• TASK TO COMPLETE: Go through the data below and copy it exactly, skipping every picture.

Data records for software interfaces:
------------------------------------

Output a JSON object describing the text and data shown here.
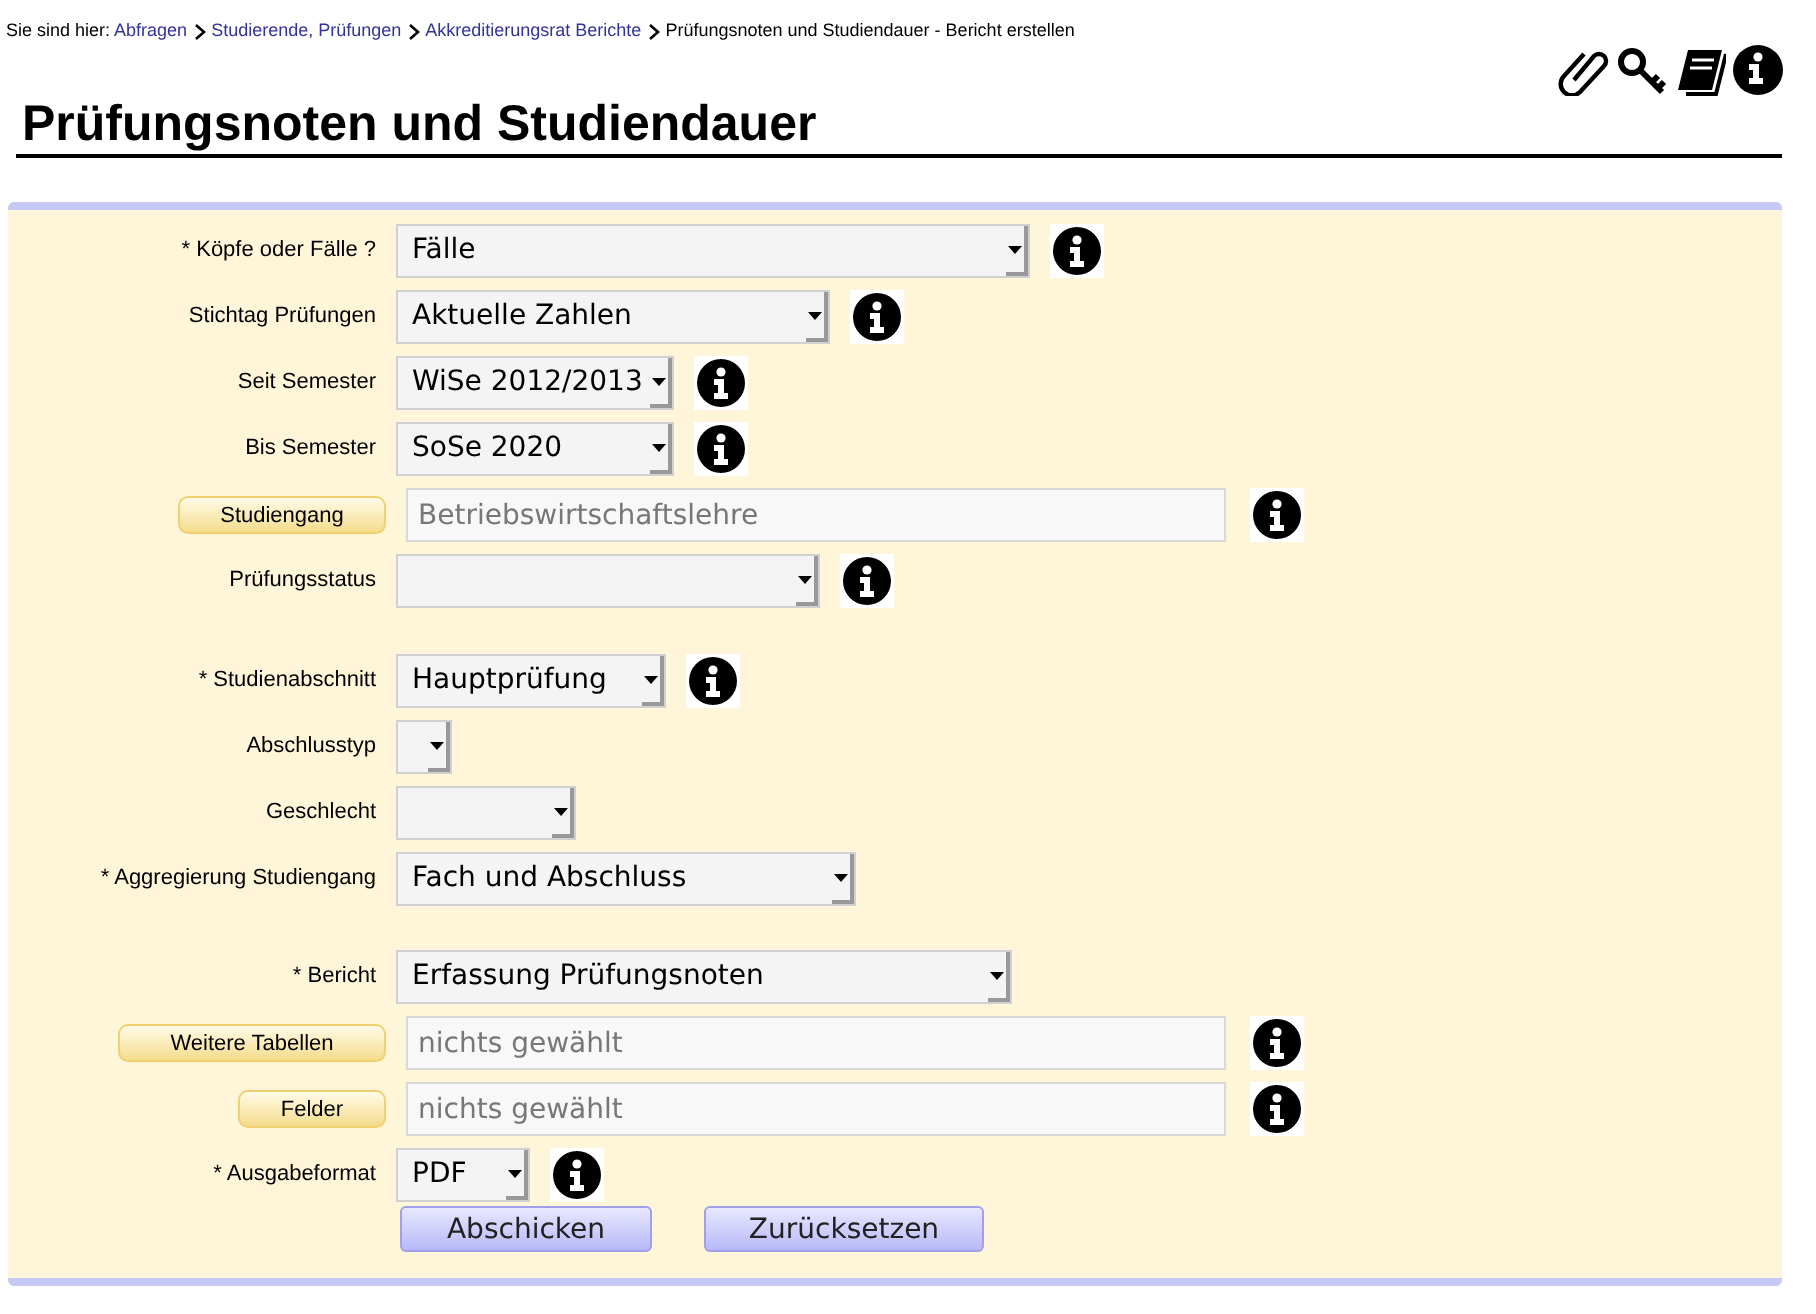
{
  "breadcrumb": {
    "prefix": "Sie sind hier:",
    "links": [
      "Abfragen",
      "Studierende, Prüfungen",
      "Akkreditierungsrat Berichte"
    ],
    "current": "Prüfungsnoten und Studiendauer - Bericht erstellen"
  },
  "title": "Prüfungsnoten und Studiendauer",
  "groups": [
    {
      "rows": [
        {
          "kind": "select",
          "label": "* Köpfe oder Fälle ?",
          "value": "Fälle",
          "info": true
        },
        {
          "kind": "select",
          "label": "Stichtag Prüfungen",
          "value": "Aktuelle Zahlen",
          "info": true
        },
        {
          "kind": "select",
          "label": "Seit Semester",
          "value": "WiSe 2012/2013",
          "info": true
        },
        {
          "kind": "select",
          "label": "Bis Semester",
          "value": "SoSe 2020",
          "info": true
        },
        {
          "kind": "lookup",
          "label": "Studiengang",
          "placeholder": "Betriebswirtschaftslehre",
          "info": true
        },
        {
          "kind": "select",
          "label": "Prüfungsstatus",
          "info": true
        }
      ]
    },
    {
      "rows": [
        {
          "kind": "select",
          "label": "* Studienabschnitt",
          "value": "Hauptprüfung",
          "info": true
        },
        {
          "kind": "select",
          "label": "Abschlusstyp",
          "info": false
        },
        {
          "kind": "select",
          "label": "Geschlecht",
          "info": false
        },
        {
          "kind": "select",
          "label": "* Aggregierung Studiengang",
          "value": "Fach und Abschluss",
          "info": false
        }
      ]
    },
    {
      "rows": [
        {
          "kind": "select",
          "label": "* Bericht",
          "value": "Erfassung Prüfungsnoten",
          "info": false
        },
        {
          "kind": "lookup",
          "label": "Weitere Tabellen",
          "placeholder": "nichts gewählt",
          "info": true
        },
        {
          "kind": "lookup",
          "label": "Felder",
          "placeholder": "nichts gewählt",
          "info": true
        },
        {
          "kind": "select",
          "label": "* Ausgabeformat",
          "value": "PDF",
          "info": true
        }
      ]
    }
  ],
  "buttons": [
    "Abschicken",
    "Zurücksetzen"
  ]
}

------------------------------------

• FINAL ANSWER:
Output a JSON object describing the text and data shown here.
{
  "breadcrumb": {
    "prefix": "Sie sind hier:",
    "links": [
      "Abfragen",
      "Studierende, Prüfungen",
      "Akkreditierungsrat Berichte"
    ],
    "current": "Prüfungsnoten und Studiendauer - Bericht erstellen"
  },
  "title": "Prüfungsnoten und Studiendauer",
  "groups": [
    {
      "rows": [
        {
          "kind": "select",
          "label": "* Köpfe oder Fälle ?",
          "value": "Fälle",
          "info": true
        },
        {
          "kind": "select",
          "label": "Stichtag Prüfungen",
          "value": "Aktuelle Zahlen",
          "info": true
        },
        {
          "kind": "select",
          "label": "Seit Semester",
          "value": "WiSe 2012/2013",
          "info": true
        },
        {
          "kind": "select",
          "label": "Bis Semester",
          "value": "SoSe 2020",
          "info": true
        },
        {
          "kind": "lookup",
          "label": "Studiengang",
          "placeholder": "Betriebswirtschaftslehre",
          "info": true
        },
        {
          "kind": "select",
          "label": "Prüfungsstatus",
          "info": true
        }
      ]
    },
    {
      "rows": [
        {
          "kind": "select",
          "label": "* Studienabschnitt",
          "value": "Hauptprüfung",
          "info": true
        },
        {
          "kind": "select",
          "label": "Abschlusstyp",
          "info": false
        },
        {
          "kind": "select",
          "label": "Geschlecht",
          "info": false
        },
        {
          "kind": "select",
          "label": "* Aggregierung Studiengang",
          "value": "Fach und Abschluss",
          "info": false
        }
      ]
    },
    {
      "rows": [
        {
          "kind": "select",
          "label": "* Bericht",
          "value": "Erfassung Prüfungsnoten",
          "info": false
        },
        {
          "kind": "lookup",
          "label": "Weitere Tabellen",
          "placeholder": "nichts gewählt",
          "info": true
        },
        {
          "kind": "lookup",
          "label": "Felder",
          "placeholder": "nichts gewählt",
          "info": true
        },
        {
          "kind": "select",
          "label": "* Ausgabeformat",
          "value": "PDF",
          "info": true
        }
      ]
    }
  ],
  "buttons": [
    "Abschicken",
    "Zurücksetzen"
  ]
}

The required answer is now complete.